Examines behaviour using narrative, being it in an already published form, through personal writing exercises on the day by participants, or by testing more gut-level reactions to certain words that might provoke pleasant or unpleasant responses.
In psychology, narrative theories of identity consider that our personhood is assembled in a structured narration of our life in stories with some sense of direction: a beginning, a middle and an end (MacIntyre, 1985, 1990). The fact that we are storytelling animals, as Jonathan Gotchall so rightly puts it, means that literature represents a privileged source of information on the articulation of morality and emotion.

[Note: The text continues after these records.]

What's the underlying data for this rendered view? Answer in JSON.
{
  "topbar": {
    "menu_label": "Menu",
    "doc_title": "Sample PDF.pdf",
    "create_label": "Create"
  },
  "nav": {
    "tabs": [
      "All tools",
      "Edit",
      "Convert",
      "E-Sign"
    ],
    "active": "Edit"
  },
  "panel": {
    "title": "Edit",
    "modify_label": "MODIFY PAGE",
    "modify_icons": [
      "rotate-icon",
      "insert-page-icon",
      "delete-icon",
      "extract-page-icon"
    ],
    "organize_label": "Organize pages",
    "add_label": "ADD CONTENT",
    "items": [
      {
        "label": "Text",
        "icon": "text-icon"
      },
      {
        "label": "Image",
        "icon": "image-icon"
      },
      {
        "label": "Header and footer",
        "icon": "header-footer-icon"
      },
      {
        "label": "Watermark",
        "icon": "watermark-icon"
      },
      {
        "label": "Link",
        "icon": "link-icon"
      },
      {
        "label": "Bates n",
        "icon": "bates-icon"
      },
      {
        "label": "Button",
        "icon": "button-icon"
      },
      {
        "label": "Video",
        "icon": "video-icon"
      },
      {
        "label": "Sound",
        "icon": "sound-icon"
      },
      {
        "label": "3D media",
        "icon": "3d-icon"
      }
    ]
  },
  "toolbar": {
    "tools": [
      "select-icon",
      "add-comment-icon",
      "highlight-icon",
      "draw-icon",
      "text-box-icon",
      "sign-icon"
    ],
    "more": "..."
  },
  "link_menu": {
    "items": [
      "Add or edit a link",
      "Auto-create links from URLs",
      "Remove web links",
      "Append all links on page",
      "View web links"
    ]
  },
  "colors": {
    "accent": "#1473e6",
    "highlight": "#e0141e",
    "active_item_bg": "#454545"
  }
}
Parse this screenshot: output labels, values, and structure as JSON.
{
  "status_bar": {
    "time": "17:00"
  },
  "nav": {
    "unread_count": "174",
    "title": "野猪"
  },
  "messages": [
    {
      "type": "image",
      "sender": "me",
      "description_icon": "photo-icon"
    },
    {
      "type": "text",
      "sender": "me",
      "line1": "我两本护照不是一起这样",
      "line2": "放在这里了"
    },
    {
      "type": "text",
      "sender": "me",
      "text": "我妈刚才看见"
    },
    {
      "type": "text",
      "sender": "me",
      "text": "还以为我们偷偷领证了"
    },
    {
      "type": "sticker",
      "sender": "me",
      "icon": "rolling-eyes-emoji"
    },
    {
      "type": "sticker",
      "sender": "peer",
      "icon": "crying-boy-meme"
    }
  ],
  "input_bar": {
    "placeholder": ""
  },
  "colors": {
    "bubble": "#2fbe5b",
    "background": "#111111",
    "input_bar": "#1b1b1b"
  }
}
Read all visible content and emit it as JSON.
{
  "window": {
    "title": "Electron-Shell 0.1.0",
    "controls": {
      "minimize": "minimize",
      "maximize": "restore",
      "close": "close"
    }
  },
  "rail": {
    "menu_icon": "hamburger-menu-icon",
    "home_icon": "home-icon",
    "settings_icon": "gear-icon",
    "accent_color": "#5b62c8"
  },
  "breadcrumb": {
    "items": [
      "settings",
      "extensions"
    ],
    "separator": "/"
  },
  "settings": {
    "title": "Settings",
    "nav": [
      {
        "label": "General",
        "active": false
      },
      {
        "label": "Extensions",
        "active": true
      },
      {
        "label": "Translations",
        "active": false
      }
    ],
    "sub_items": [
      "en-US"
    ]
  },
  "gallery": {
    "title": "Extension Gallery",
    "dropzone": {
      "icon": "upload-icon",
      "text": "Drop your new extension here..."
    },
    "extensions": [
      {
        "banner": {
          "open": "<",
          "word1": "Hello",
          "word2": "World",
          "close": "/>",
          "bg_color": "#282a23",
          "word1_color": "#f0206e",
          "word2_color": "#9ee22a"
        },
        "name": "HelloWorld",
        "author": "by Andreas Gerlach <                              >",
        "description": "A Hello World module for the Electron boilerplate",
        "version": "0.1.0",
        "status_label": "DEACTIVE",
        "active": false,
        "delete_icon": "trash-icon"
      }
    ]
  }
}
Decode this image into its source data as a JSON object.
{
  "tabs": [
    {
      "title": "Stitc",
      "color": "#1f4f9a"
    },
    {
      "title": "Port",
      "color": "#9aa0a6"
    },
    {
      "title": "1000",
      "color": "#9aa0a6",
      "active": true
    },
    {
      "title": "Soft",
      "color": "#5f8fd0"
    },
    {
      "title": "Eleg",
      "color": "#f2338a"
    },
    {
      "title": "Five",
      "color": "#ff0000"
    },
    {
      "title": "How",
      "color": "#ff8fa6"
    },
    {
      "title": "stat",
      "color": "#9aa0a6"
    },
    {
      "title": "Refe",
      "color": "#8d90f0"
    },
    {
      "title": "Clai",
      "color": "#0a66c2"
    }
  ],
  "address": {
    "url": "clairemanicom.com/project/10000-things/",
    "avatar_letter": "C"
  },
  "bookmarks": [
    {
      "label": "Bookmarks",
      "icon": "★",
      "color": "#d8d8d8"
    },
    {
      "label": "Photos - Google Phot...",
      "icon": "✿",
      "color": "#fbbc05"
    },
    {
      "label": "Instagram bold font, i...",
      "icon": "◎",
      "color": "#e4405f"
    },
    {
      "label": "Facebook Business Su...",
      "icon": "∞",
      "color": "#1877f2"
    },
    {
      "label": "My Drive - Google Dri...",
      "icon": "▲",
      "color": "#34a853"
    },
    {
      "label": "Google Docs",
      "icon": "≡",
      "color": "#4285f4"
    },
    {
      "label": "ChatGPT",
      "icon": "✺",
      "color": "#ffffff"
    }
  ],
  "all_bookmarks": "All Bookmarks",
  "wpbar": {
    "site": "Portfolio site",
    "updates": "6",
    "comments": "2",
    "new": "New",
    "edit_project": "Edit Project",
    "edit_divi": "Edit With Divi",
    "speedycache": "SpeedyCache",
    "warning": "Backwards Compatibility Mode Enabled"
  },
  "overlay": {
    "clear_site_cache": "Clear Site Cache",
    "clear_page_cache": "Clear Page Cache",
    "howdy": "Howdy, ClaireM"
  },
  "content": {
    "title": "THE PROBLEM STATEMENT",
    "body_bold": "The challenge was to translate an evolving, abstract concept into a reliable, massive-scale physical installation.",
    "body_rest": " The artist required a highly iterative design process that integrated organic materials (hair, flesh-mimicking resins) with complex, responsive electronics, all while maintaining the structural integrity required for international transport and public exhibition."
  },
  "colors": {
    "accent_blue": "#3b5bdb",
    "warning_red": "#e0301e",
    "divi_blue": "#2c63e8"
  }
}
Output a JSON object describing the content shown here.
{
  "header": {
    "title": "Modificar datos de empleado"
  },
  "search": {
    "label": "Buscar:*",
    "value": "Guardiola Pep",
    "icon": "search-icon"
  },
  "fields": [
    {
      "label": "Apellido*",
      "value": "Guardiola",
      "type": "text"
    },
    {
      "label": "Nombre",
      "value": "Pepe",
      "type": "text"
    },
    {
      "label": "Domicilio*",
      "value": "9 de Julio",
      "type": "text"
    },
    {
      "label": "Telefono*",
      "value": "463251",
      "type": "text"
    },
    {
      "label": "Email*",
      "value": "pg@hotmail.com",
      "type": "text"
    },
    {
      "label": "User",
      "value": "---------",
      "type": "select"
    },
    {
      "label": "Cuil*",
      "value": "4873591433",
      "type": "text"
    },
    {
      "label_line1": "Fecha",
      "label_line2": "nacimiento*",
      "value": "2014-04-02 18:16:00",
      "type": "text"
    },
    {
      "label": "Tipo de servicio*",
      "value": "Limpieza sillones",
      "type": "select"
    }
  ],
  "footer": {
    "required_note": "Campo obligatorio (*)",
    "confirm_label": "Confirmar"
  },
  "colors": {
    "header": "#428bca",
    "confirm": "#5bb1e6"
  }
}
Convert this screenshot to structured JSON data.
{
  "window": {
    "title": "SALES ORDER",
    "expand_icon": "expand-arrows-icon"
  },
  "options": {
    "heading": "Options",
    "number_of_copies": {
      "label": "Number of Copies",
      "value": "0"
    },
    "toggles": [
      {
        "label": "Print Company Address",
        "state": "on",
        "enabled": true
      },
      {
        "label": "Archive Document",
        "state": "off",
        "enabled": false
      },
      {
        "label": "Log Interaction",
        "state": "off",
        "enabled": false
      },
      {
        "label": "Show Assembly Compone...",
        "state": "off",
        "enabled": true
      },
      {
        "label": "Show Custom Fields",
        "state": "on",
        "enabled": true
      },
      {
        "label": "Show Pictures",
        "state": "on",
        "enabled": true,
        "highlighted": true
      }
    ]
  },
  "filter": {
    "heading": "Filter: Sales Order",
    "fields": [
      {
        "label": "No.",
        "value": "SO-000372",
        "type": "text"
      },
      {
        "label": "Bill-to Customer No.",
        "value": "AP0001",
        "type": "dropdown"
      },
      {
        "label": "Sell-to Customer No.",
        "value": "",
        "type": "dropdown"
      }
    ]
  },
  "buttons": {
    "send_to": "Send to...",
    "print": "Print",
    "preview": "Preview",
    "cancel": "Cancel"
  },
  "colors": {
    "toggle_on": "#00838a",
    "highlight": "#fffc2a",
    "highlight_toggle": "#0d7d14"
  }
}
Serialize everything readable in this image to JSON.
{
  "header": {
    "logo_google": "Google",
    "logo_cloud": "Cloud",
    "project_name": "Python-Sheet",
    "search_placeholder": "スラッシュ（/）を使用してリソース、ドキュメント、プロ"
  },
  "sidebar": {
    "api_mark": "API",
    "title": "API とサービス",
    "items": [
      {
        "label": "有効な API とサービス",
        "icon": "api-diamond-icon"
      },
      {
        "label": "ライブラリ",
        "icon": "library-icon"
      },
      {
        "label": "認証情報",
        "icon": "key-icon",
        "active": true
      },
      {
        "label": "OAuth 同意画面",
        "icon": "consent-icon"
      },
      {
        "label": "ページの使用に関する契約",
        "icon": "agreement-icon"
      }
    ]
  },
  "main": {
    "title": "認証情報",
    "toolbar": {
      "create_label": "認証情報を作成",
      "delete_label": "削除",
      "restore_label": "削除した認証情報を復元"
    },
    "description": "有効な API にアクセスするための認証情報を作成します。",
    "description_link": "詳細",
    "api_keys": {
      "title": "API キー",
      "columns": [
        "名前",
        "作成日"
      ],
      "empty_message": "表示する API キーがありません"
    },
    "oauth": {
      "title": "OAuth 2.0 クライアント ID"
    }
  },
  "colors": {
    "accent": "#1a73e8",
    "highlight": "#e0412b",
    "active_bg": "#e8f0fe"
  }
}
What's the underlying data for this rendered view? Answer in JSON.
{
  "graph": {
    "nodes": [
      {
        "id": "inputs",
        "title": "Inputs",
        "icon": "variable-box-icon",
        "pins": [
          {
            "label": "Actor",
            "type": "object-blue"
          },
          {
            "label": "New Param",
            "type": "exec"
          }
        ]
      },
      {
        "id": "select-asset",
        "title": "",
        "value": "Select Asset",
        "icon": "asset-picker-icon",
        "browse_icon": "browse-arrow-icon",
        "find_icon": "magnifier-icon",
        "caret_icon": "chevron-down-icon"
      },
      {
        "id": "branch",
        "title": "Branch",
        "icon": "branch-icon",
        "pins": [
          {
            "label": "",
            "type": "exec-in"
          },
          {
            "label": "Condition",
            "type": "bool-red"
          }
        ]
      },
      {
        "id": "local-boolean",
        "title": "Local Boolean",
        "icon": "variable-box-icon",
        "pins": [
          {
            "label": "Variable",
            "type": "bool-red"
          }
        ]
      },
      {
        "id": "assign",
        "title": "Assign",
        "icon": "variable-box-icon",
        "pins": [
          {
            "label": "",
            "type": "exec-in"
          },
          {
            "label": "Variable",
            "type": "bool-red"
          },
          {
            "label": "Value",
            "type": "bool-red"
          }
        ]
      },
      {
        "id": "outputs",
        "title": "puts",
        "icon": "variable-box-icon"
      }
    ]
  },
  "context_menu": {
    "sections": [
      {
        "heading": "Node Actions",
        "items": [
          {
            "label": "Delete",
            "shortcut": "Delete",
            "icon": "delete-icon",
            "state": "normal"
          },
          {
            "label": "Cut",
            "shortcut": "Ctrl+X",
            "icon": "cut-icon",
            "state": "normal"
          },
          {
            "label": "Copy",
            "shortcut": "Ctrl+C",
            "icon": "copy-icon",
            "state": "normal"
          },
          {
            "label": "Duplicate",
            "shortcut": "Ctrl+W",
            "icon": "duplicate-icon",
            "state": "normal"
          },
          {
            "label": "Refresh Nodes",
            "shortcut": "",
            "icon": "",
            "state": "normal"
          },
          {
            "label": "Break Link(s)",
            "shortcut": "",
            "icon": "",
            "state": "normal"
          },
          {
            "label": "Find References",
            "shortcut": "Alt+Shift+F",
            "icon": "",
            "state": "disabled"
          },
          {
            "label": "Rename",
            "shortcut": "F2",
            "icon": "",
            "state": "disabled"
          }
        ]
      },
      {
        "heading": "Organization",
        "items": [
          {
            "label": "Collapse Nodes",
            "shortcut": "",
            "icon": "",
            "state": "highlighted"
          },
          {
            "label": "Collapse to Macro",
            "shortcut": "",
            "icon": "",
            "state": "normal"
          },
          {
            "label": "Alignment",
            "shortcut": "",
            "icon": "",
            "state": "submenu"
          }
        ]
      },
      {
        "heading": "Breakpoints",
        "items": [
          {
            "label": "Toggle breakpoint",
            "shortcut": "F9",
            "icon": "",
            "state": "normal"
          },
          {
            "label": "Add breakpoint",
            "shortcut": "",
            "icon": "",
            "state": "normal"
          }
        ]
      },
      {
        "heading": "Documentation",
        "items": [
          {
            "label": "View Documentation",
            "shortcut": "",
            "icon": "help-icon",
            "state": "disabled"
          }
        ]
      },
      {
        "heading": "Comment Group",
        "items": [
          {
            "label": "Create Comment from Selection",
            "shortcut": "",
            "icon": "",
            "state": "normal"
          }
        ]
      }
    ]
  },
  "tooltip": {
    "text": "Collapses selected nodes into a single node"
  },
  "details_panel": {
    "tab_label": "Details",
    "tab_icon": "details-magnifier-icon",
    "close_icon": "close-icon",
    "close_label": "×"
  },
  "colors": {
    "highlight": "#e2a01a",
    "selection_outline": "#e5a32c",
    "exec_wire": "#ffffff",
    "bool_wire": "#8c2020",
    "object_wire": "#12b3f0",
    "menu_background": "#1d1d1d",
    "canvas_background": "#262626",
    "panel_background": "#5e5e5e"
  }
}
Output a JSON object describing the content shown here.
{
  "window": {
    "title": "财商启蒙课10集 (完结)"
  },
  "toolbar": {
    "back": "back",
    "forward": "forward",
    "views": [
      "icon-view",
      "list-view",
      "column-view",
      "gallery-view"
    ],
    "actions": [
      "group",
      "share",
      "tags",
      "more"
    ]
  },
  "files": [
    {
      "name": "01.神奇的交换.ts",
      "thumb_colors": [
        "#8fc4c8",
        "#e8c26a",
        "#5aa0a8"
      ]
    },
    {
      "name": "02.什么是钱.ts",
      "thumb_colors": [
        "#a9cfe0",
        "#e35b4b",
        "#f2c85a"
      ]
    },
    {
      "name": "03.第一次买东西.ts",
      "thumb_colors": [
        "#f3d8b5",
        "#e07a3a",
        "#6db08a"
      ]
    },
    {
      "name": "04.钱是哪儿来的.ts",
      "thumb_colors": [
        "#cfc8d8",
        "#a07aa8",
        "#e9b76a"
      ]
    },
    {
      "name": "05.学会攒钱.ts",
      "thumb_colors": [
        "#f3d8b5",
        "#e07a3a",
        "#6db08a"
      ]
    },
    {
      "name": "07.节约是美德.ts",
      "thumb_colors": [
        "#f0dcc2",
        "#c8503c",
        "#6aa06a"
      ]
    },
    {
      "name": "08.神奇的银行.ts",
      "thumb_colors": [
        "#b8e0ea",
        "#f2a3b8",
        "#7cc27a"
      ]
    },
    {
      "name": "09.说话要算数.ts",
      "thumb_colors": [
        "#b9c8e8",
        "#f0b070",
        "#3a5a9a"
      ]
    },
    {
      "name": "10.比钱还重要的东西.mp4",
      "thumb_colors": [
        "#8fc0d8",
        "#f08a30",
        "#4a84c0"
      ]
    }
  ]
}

There have been several studies that identified a link between reading fiction and an enhanced capacity for empathetic responses (Mar, Oatley, 2008, 2011; Johnson, 2012), although some researchers have claimed that empathy is not necessarily needed for moral judgment, and can even be potentially responsible for poor moral discernment (Prinz, 2011). A study published in Science by David Kidd and Emanuele Castano (2013) concluded that reading fiction improves the development of Theory of Mind (ToM), understood as the ability to “infer the full range of mental states (beliefs, desires, intentions, imagination, emotions, etc.) that cause action […] to be able to reflect on the contents of one’s own and other’s minds” (Baron-Cohen, 2001: 175). Other studies have suggested that we make different moral deliberations depending on whether we are judging something in our native language or in a foreign one (Geipel et al., 2015). Through a series of narratorial exercises, participants will explore the representational function of literature in the hope of better understanding our emotions and moral judgments.